Ahead of the event Monday, the Trump campaign announced a slate of endorsements from Eastern Iowa lawmakers ahead of the event, including state Rep. Bobby Kaufmann, R-Wilton, a senior advisor to the campaign, and Republican former Iowa congressman Rod Blum of Dubuque and former acting U.S. Attorney General Matt Whitaker, who was appointed by Trump. All sat on the stage alongside Trump during his speech, as well as state Sen. Brad Zaun, R-Des Moines.
What do Democrats have to say about Trump’s visit?
Democratic National Committee spokesperson Rhyan Lake wrote in a statement to media:
“Donald Trump’s record on education speaks for itself. As president, Trump put Betsy DeVos in charge and worked alongside her to try and gut public education funding every single year he was in office — all while pushing to move billions in taxpayer money to support private schools. Everyone will see right through Donald Trump’s desperate spin about his own record as the GOP field races to out-MAGA each other at the expense of America’s kids.”
Who else is running for the GOP nomination?
So far, Haley and businessman Vivek Ramaswamy have announced bids for the 2024 nomination, making their intentions public in February. But visits to the Hawkeye State by DeSantis and others signal they're seriously considering a run to face President Joe Biden in 2024.
A Des Moines Register/Mediacom Iowa Poll released March 10 showed many Iowa Republicans said they still support the former president, but fewer said they would "definitely" vote for him. Forty-seven percent of Iowa Republicans said they would "definitely" support Trump in 2024, down from 69% in June 2021.
Trump faces several investigations and legal battles. Among them is a Congressional inquiry into his role on Jan. 6, 2021, when a mob of Trump supporters stormed the U.S. Capitol Building in Washington, D.C. in an attempt to prevent Congress from formalizing the electoral votes to make Joe Biden the 46th U.S. President.
Former Vice President Mike Pence, who has also been making stops in Iowa as he contemplates a presidential bid, said Sunday in Washington, D.C., "history will hold Donald Trump accountable" for that day.

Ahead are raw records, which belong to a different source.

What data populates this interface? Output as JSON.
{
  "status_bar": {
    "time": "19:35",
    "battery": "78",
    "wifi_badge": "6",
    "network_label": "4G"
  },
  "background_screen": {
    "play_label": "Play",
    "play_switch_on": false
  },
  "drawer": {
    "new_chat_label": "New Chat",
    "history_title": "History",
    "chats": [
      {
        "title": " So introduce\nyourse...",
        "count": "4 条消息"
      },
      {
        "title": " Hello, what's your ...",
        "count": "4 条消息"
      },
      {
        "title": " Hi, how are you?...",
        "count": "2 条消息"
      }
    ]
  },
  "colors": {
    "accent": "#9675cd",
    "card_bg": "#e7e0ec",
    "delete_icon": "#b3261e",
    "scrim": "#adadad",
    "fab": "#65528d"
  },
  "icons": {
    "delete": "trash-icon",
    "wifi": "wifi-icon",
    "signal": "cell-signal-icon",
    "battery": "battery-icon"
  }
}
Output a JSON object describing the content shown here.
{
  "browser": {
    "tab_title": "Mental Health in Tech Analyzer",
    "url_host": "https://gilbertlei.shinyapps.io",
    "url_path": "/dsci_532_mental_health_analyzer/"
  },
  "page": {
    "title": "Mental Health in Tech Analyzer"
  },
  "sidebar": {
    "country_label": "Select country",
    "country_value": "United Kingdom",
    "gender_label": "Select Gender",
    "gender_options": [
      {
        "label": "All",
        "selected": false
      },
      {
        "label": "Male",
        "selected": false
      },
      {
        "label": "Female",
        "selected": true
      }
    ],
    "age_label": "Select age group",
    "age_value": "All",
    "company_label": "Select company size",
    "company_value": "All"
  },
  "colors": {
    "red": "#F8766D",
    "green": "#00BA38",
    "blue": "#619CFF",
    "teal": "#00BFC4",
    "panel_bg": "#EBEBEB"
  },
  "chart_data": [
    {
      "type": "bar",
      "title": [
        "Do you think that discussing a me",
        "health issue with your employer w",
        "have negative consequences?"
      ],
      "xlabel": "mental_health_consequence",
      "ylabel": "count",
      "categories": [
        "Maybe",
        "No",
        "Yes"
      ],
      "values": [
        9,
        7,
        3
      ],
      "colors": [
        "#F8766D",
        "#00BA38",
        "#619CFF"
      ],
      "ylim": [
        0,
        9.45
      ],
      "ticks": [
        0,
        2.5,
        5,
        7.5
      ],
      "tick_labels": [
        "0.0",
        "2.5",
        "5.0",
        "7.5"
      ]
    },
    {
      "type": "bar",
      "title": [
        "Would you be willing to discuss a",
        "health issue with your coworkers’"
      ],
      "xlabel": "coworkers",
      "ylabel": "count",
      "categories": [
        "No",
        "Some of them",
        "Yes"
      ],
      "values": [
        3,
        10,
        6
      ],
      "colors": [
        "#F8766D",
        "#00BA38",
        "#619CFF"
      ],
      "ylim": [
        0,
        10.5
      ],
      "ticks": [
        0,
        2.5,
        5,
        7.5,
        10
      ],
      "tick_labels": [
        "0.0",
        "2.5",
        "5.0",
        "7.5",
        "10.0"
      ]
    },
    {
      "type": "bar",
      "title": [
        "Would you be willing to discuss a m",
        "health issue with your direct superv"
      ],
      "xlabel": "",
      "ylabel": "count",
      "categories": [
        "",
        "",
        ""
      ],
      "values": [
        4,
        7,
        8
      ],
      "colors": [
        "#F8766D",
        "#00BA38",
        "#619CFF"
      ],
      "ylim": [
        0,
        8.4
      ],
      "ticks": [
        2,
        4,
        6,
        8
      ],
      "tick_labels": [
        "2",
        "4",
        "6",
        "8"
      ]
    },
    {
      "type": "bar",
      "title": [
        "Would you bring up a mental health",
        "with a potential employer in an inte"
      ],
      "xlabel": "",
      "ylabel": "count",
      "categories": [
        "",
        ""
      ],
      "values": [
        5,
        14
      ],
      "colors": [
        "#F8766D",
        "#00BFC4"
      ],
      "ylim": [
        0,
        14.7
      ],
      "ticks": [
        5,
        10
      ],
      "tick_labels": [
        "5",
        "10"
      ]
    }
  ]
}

In Manhattan, Trump appears to be close to potentially facing criminal charges for his role in hush money paid to porn star Stephanie Clifford, who goes by Stormy Daniels. At the airport in Moline, Trump said the case is being pushed by "radical leftists."